Page 242 - He was scarcely in bed before he fell into a profound sleep, which lasted, without interruption, till five. M. de Firmonf, whom His Majesty had persuaded to take some rest, threw himself upon my bed; and I passed the night on a chair in the King's chamber, praying God to support his strength and his courage. On hearing five o'clock strike I began to light the fire. The noise I made awoke the King, who, drawing his curtains, asked if it had struck five. I said it had by several clocks, but not yet...
Page 239 - farewell ' in so impressive a manner, that their sobs were renewed, and Madame Royale fainted at the feet of the King, round whom she had clung. His majesty, willing to put an end to this agonizing scene, once more embraced them all most tenderly, and had the resolution to tear himself from their arms. ' Farewell ! farewell !' said he, and went into his chamber. The Queen, princesses, and dauphin...
Page 115 - King or Queen, atrocious threats or infamous calumnies, some Municipal Officer or other was sure, with studied malice, to place them on the chimney-piece, or on the chest of drawers in His Majesty's chamber, that they might fall into his hands. He once read in one of those papers, the petition of an engineer for the head of the tyrant Louis XVI, that he might load his piece with it, and shoot it at the enemy. Another Journal...
Page 60 - ... which he rattled in a terrible manner, he designedly kept the Royal Family waiting, and then drew the bolts with a great clatter. After doing this, he ran down before them, and fixing himself on one side of the last door, with a long pipe in his mouth, puffed the fumes of his tobacco at each of the Royal Family as they went out, and most at the Queen and Princesses.
Page 166 - I do not ask you to make my offer known to the Convention, for I am far from thinking myself of sufficient importance to engage their attention, but I was twice appointed a Member of the Council of him who was my Master, at a time when that office excited a general ambition: I feel it to be my duty to offer myself as his Counsel now that that duty is thought dangerous by many. If I knew any possible mode of making my intention known to him, I should not take the liberty of applying to you.
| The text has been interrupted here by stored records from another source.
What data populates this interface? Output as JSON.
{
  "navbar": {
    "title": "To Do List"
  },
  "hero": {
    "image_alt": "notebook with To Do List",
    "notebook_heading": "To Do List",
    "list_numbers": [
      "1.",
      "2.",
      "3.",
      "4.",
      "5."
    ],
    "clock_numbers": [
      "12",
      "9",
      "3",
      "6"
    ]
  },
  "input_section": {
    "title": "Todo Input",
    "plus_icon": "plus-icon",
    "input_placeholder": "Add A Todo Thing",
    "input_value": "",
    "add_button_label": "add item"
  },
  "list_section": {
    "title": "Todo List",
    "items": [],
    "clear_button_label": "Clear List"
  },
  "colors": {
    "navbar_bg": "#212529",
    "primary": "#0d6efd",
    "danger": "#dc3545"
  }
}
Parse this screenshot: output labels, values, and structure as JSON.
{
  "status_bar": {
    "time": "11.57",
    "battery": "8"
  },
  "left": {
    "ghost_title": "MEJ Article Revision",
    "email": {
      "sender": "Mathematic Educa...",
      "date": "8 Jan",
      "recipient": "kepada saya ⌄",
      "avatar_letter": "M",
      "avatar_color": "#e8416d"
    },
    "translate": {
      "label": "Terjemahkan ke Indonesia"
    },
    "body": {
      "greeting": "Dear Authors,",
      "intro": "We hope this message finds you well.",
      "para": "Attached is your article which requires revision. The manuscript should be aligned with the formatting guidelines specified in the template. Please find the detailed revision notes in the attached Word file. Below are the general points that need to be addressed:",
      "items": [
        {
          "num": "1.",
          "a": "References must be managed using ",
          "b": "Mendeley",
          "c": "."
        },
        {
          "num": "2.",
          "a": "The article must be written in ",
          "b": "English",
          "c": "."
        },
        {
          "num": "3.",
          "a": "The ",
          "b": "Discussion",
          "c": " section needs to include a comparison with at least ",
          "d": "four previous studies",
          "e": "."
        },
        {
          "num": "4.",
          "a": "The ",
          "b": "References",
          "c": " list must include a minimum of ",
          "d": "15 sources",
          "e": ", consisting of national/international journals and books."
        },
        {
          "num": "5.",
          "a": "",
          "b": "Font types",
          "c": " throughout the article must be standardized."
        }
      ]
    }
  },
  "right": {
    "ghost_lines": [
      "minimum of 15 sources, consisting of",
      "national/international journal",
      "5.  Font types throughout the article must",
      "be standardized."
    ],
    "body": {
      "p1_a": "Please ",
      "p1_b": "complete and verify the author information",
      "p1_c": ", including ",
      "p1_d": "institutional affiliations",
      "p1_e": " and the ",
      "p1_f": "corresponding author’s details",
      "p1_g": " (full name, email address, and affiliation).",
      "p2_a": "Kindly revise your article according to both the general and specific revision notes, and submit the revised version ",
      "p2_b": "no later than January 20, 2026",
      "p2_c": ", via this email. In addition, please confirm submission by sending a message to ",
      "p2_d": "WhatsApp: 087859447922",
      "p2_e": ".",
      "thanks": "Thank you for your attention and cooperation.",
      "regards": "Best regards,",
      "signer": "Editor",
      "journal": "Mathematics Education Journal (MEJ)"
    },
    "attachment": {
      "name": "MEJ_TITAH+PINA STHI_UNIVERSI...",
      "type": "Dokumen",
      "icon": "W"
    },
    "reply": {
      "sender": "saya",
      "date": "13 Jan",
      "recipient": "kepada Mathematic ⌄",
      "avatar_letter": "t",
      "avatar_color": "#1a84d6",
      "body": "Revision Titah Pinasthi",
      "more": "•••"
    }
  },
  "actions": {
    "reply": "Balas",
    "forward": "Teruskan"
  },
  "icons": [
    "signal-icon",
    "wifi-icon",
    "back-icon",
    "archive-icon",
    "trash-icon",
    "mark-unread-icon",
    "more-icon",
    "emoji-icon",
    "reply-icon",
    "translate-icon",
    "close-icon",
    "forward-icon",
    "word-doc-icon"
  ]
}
Page 16 - Of the men, some were still continuing the slaughter, and others cutting off the heads of those who were already slain ; while the women, lost to all sense of shame, were committing the most indecent mutilations on the dead bodies from which they tore pieces of flesh, and carried them off in triumph.
Page 170 - Elizabeth should have no communication with the king during the trial ; but that his children might be with him, if he desired it, on condition that they were not allowed to see their mother or their aunt till his examination was concluded. The first moment I could speak to his majesty in private, I asked for his orders. " You see," said the king, " the cruel dilemma in which they have placed me. I cannot think of having my children with me: as for my daughter, she is out of the question, and I know...
Page 254 - I presented it to him. His hand met mine, which he pressed once more for the last time. " Gentlemen," said he, addressing the Municipal Officers, "I should be glad that Clery might stay with my son, as he has been accustomed to be attended by him: I trust that the Commune will grant this request." His Majesty then looked at Santerre, and said,
Page 237 - let " us go into this room, I can see you on" ly there." They went in, and I shut the glass-door. The King sat down; the Queen was on his left hand, Madame Elizabeth on his right, Madame Royale nearly opposite, and the young Prince stood between his legs: all were leaning on the King, and often pressed him in their embraces.
Page 245 - priest, meanwhile, was dressing. Before the altar I had placed an arm-chair for his majesty, with a large cushion on the ground ; the cushion he desired me to take away ; and went himself to his closet for a smaller one, made of hair, which he commonly used at his prayers.